● **Instructions to follow**
Scan the material below for the word "phiếu", then copy every line in which it appears.

● **Provided records**
***

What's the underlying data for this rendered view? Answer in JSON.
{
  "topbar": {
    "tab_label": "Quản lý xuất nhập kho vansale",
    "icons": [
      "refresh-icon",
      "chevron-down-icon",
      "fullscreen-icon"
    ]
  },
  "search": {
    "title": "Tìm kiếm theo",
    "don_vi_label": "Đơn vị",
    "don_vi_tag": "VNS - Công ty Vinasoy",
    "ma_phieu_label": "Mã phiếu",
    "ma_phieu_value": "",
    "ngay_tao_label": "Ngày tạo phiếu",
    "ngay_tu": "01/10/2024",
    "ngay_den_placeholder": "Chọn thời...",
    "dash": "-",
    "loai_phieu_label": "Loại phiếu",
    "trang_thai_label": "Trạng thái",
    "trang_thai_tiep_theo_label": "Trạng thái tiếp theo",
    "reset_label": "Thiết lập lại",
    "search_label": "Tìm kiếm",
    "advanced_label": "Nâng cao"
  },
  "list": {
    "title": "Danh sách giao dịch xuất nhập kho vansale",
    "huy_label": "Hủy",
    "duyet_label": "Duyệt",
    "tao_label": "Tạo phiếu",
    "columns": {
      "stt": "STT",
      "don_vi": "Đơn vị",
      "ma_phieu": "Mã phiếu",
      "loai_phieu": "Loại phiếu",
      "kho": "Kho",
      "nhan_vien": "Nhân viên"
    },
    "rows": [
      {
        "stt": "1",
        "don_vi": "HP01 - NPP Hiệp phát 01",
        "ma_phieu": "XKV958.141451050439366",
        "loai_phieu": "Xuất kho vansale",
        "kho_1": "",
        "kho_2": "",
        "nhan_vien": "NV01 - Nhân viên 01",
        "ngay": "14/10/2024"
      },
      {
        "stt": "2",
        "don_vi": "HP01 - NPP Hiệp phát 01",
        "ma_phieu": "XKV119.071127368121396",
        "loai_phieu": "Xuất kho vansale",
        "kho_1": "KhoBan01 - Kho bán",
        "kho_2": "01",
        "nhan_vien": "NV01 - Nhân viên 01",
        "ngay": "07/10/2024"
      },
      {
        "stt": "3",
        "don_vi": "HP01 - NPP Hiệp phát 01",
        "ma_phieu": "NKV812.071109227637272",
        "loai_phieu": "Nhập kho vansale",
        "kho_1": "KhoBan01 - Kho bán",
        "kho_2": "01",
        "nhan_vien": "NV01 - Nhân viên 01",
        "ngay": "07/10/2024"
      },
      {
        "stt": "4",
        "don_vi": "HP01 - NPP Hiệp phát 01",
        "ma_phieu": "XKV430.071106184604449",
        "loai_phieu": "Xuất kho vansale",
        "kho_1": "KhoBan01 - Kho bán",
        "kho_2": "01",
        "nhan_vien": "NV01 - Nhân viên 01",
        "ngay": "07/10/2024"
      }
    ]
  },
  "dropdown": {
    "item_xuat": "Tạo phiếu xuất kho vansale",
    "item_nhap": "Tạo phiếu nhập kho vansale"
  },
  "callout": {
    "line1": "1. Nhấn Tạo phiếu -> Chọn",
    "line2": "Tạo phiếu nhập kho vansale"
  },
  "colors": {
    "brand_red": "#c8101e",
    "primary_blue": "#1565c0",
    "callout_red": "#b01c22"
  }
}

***

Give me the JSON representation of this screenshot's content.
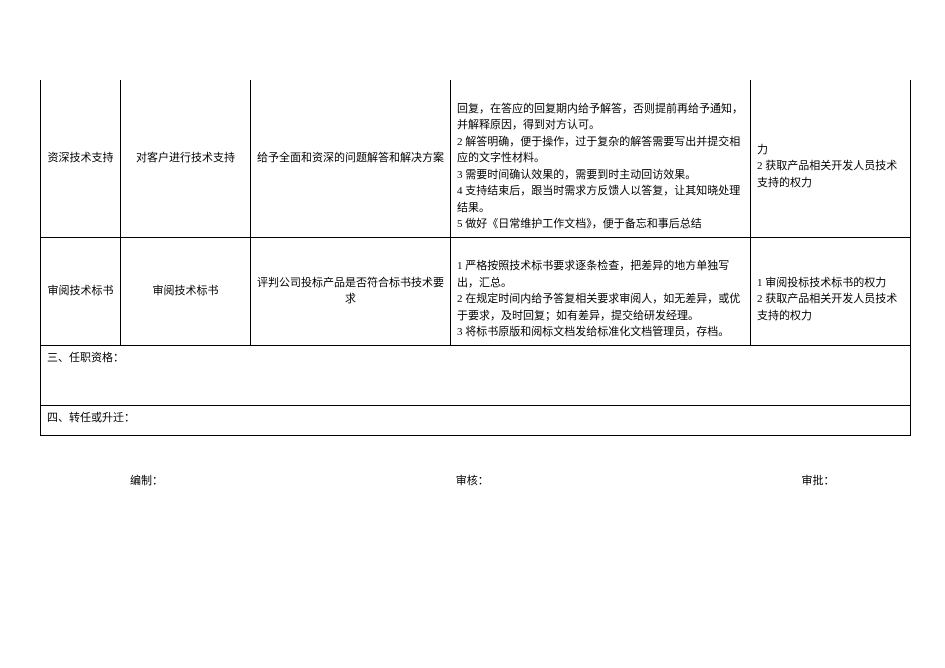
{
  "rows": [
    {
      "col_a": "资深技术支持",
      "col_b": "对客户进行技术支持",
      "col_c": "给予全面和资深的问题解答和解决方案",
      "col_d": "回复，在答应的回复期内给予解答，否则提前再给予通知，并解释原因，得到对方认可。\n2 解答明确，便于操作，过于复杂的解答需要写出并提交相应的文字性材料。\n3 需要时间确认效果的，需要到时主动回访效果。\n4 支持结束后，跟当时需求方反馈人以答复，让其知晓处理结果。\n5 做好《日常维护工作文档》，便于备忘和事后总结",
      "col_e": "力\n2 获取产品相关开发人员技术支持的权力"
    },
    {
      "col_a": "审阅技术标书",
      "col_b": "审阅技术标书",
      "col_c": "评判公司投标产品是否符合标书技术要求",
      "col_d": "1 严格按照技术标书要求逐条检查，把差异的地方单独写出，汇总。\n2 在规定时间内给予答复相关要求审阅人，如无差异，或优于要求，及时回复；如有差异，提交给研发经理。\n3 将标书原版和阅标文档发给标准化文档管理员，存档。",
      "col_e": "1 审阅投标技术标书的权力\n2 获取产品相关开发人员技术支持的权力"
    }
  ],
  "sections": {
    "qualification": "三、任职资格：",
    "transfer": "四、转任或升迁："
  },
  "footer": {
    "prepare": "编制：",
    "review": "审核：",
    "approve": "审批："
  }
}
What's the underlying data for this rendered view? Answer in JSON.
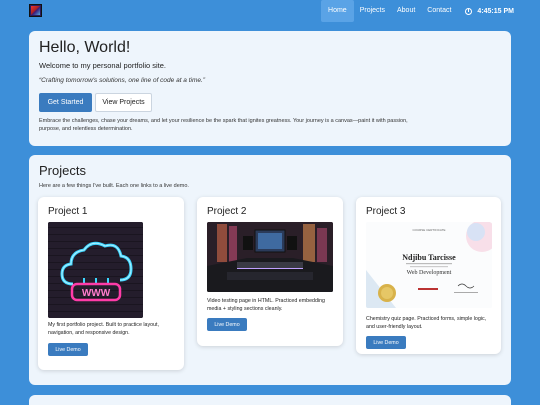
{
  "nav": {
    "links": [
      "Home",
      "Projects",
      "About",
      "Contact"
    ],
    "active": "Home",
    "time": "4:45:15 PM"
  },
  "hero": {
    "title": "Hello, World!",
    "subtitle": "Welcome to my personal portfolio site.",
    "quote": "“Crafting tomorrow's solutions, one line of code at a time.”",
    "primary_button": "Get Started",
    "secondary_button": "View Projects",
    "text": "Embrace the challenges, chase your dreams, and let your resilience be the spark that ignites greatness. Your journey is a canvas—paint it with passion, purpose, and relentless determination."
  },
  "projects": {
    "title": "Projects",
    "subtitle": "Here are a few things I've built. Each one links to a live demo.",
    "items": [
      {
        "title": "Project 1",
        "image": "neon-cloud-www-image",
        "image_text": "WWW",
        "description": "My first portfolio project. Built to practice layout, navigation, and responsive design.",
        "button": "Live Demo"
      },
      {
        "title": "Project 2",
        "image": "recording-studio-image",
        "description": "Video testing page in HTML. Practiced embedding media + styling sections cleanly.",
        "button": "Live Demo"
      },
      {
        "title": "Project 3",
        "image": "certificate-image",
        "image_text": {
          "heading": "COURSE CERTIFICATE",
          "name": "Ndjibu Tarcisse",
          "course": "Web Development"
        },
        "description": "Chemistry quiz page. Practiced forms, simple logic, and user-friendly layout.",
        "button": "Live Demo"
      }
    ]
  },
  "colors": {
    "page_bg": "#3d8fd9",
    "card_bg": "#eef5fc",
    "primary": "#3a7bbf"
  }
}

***

● **Answer below**
    "ma_phieu_label": "Mã phiếu",
    "ngay_tao_label": "Ngày tạo phiếu",
    "loai_phieu_label": "Loại phiếu",
    "tao_label": "Tạo phiếu",
      "ma_phieu": "Mã phiếu",
      "loai_phieu": "Loại phiếu",
    "item_xuat": "Tạo phiếu xuất kho vansale",
    "item_nhap": "Tạo phiếu nhập kho vansale"
    "line1": "1. Nhấn Tạo phiếu -> Chọn",
    "line2": "Tạo phiếu nhập kho vansale"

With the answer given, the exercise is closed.